## [Aim of the task]
From the entries that follow, extract each line holding the string "Google".

Dataset rows for apps and sites:
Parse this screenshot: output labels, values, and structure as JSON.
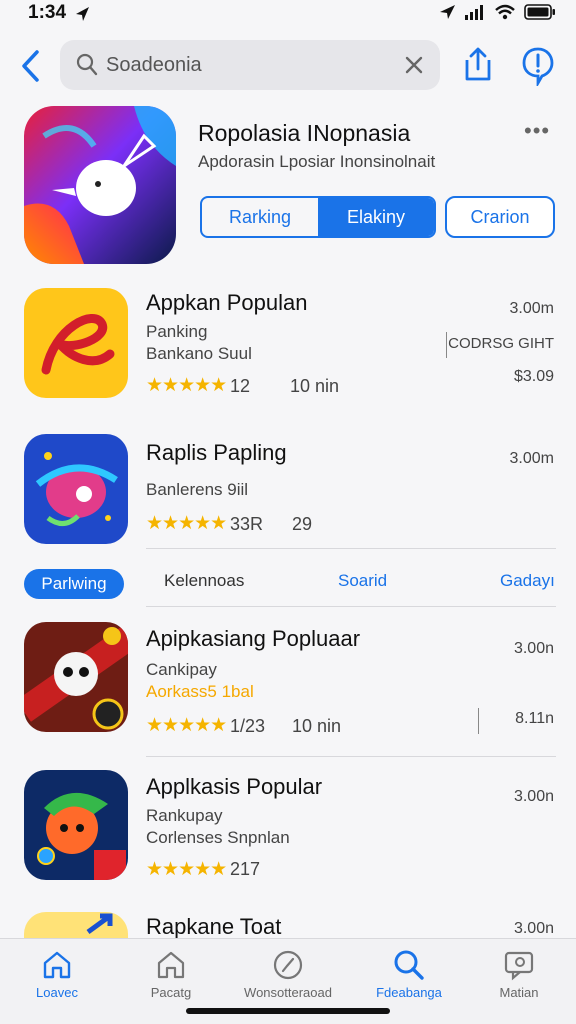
{
  "status": {
    "time": "1:34"
  },
  "search": {
    "value": "Soadeonia"
  },
  "hero": {
    "title": "Ropolasia INopnasia",
    "subtitle": "Apdorasin Lposiar Inonsinolnait",
    "more": "•••",
    "segments": [
      "Rarking",
      "Elakiny"
    ],
    "extra_button": "Crarion"
  },
  "apps": [
    {
      "title": "Appkan Populan",
      "line1": "Panking",
      "line2": "Bankano Suul",
      "rating": "12",
      "meta": "10 nin",
      "price": "3.00m",
      "right2": "CODRSG GIHT",
      "right3": "$3.09"
    },
    {
      "title": "Raplis Papling",
      "line1": "Banlerens 9iil",
      "rating": "33R",
      "meta": "29",
      "price": "3.00m"
    },
    {
      "title": "Apipkasiang Popluaar",
      "line1": "Cankipay",
      "line2": "Aorkass5 1bal",
      "rating": "1/23",
      "meta": "10 nin",
      "price": "3.00n",
      "right2": "8.11n"
    },
    {
      "title": "Applkasis Popular",
      "line1": "Rankupay",
      "line2": "Corlenses Snpnlan",
      "rating": "217",
      "price": "3.00n"
    },
    {
      "title": "Rapkane Toat",
      "price": "3.00n"
    }
  ],
  "tabs": {
    "active": "Parlwing",
    "items": [
      "Kelennoas",
      "Soarid",
      "Gadayı"
    ]
  },
  "bottom_nav": [
    "Loavec",
    "Pacatg",
    "Wonsotteraoad",
    "Fdeabanga",
    "Matian"
  ],
  "colors": {
    "accent": "#1a73e8",
    "star": "#f5b400"
  },
  "icons": [
    "back-chevron",
    "search",
    "clear-x",
    "share",
    "alert",
    "home",
    "house",
    "compass",
    "search",
    "chat"
  ]
}
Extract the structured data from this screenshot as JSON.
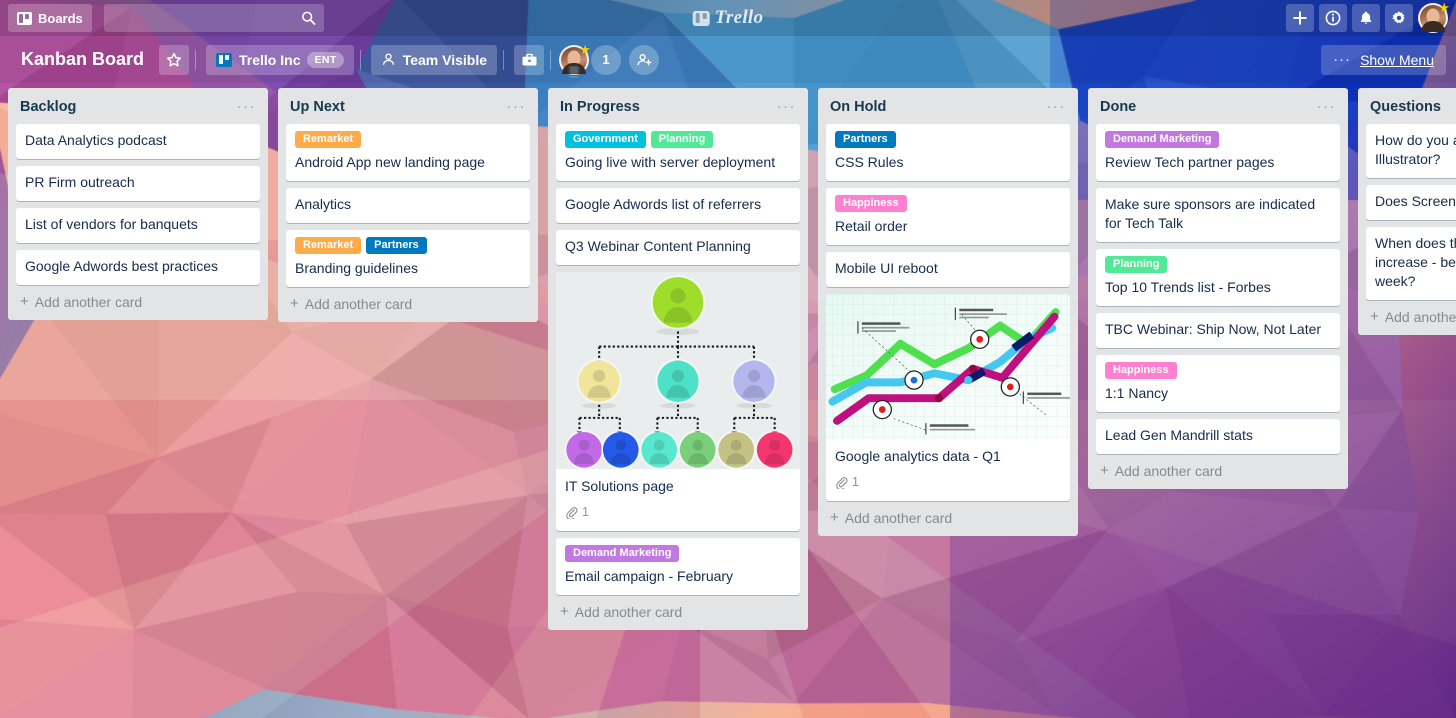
{
  "topbar": {
    "boards_label": "Boards",
    "boards_icon": "boards-grid-icon",
    "search_placeholder": "",
    "search_value": "",
    "search_icon": "search-icon",
    "brand": "Trello",
    "icons": [
      "plus-icon",
      "info-icon",
      "bell-icon",
      "gear-icon"
    ],
    "add_label": "+",
    "info_label": "i",
    "notifications_label": "",
    "settings_label": ""
  },
  "boardbar": {
    "title": "Kanban Board",
    "star_icon": "star-outline-icon",
    "org_name": "Trello Inc",
    "org_tag": "ENT",
    "visibility": "Team Visible",
    "visibility_icon": "person-outline-icon",
    "briefcase_icon": "briefcase-icon",
    "member_count": "1",
    "add_member_icon": "add-person-icon",
    "menu_dots": "···",
    "show_menu_label": "Show Menu"
  },
  "add_card_label": "Add another card",
  "list_menu_dots": "···",
  "label_colors": {
    "Remarket": "#ffab4a",
    "Partners": "#0079bf",
    "Government": "#00c2e0",
    "Planning": "#51e898",
    "Happiness": "#ff80ce",
    "Demand Marketing": "#c377e0"
  },
  "lists": [
    {
      "title": "Backlog",
      "cards": [
        {
          "title": "Data Analytics podcast",
          "labels": []
        },
        {
          "title": "PR Firm outreach",
          "labels": []
        },
        {
          "title": "List of vendors for banquets",
          "labels": []
        },
        {
          "title": "Google Adwords best practices",
          "labels": []
        }
      ]
    },
    {
      "title": "Up Next",
      "cards": [
        {
          "title": "Android App new landing page",
          "labels": [
            "Remarket"
          ]
        },
        {
          "title": "Analytics",
          "labels": []
        },
        {
          "title": "Branding guidelines",
          "labels": [
            "Remarket",
            "Partners"
          ]
        }
      ]
    },
    {
      "title": "In Progress",
      "cards": [
        {
          "title": "Going live with server deployment",
          "labels": [
            "Government",
            "Planning"
          ]
        },
        {
          "title": "Google Adwords list of referrers",
          "labels": []
        },
        {
          "title": "Q3 Webinar Content Planning",
          "labels": []
        },
        {
          "title": "IT Solutions page",
          "labels": [],
          "cover": "org-chart",
          "attachments": "1"
        },
        {
          "title": "Email campaign - February",
          "labels": [
            "Demand Marketing"
          ]
        }
      ]
    },
    {
      "title": "On Hold",
      "cards": [
        {
          "title": "CSS Rules",
          "labels": [
            "Partners"
          ]
        },
        {
          "title": "Retail order",
          "labels": [
            "Happiness"
          ]
        },
        {
          "title": "Mobile UI reboot",
          "labels": []
        },
        {
          "title": "Google analytics data - Q1",
          "labels": [],
          "cover": "line-chart",
          "attachments": "1"
        }
      ]
    },
    {
      "title": "Done",
      "cards": [
        {
          "title": "Review Tech partner pages",
          "labels": [
            "Demand Marketing"
          ]
        },
        {
          "title": "Make sure sponsors are indicated for Tech Talk",
          "labels": []
        },
        {
          "title": "Top 10 Trends list - Forbes",
          "labels": [
            "Planning"
          ]
        },
        {
          "title": "TBC Webinar: Ship Now, Not Later",
          "labels": []
        },
        {
          "title": "1:1 Nancy",
          "labels": [
            "Happiness"
          ]
        },
        {
          "title": "Lead Gen Mandrill stats",
          "labels": []
        }
      ]
    },
    {
      "title": "Questions",
      "cards": [
        {
          "title": "How do you add a brush in Illustrator?",
          "labels": []
        },
        {
          "title": "Does Screenhero work on Linux?",
          "labels": []
        },
        {
          "title": "When does the hosting cost increase - before or after launch week?",
          "labels": []
        }
      ]
    }
  ]
}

## [Solved exercise]
          "title": "Google Adwords best practices",
          "title": "Google Adwords list of referrers",
          "title": "Google analytics data - Q1",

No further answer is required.